When I ditched my social commentary-cum-personal life page on blogspot that I had written for 5-6 years and started this, I made the decision to never write an entry that reflects my view of the goingons around me. Being in a school environment on a day-to-day basis and somewhat a テレビっ子 has however made me arrived at this point where I decided to retract that decision.
Japan’s broadcast media has excellent programmes on air throughout the week that’s why I’m a テレビっ子. I don’t watch the dramas but I particularly dig their variety programmes because of many things that I can get out of it – particularly things that I would never get to see in my life, things that I could learn and more importantly, the comedy it offers.
Some couple of weeks ago, I was watching 行列のできる法律相談所 on TV where they invited best-selling artistes to the programme. Among whom was host 島田紳助、celebrity ベッキー、 model 木下優樹菜、transgender make-up artiste IKKO, comedian 河本準一 and 後藤輝基. Even in a country with a somewhat liberalistic view of transexuals like Japan, the butt of the joke ended up being IKKO. In Japan, a programme with a transgender that runs without taking a dig at them is like having cheesecake without the cheese. While the name-calling was amusing to me at first, it didn’t stop where it should and I felt that the continuation of 「お化け」 being fired at IKKO from almost all the guests present was uncalled for. I’m not a prude but the way it was presented as humour really was the point where I began to see how the media has created a culture of いじめ in its nation.
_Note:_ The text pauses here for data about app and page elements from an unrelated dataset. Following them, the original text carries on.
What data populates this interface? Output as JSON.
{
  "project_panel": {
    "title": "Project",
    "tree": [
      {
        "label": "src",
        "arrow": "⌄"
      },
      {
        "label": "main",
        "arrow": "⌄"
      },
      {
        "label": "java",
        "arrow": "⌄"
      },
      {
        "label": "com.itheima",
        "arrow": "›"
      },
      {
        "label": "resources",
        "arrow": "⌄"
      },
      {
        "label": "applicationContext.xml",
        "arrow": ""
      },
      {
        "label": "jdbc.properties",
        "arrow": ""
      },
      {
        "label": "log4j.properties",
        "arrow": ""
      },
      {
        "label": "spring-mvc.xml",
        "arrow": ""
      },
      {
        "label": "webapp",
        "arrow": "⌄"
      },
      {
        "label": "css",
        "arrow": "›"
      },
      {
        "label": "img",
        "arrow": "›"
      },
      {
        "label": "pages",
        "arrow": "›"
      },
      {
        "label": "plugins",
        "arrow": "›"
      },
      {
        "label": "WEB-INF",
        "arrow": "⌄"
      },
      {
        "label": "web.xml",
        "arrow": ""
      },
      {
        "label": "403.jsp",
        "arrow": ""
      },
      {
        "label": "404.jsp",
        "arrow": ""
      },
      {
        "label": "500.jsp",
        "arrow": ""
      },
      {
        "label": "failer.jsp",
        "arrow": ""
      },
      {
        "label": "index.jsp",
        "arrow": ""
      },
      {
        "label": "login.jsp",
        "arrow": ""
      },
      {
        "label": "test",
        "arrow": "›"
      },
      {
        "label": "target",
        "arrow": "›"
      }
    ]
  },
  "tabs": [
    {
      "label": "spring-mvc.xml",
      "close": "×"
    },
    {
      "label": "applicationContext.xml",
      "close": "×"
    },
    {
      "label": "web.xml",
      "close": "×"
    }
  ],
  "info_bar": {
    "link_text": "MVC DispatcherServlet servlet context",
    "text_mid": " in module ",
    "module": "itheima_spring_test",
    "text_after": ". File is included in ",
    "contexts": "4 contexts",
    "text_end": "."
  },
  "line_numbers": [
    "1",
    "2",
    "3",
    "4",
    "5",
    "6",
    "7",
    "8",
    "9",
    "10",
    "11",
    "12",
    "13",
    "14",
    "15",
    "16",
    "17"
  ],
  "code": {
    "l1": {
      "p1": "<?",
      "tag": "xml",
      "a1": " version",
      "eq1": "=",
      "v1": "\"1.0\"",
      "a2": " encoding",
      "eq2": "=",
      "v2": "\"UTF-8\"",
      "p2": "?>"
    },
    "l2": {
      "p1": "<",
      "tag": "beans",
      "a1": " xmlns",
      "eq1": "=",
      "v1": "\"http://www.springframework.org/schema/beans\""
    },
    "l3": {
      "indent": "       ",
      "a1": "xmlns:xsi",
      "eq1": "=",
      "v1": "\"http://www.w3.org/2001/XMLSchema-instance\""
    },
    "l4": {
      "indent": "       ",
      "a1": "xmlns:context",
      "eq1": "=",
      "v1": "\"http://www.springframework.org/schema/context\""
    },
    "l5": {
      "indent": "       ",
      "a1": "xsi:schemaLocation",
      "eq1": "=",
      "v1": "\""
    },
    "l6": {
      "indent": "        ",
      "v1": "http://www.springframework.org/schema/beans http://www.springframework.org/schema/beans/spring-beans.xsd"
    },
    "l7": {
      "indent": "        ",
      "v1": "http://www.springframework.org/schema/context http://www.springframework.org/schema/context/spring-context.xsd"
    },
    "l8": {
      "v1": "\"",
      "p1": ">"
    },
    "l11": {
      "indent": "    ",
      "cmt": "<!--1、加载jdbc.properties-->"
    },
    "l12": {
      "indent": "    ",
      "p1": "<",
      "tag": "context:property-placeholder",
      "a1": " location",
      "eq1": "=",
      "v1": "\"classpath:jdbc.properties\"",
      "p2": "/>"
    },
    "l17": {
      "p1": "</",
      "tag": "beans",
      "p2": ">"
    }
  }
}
Recently, there was a special episode for celebrity 磯野貴理 who at age 47, having divorced once, is now dating someone 24 years her junior. As they flashed back on her previous appearances on the show, one particular thing was prominent. She was repeatedly referred to as ババァ and there was no attempt by the producers of the show to conceal that. In fact, they specifically edited all videos of her being hurled the unflattering comment. Again, it was presented as pure humour and supposedly an acceptable one at that.
If Japan wants to protect its children, I think TV personalities should start being responsible by knowing when to stop name-callings. いじめ is not in the nature of children. It’s a lesson picked up from their favourite TV personalities.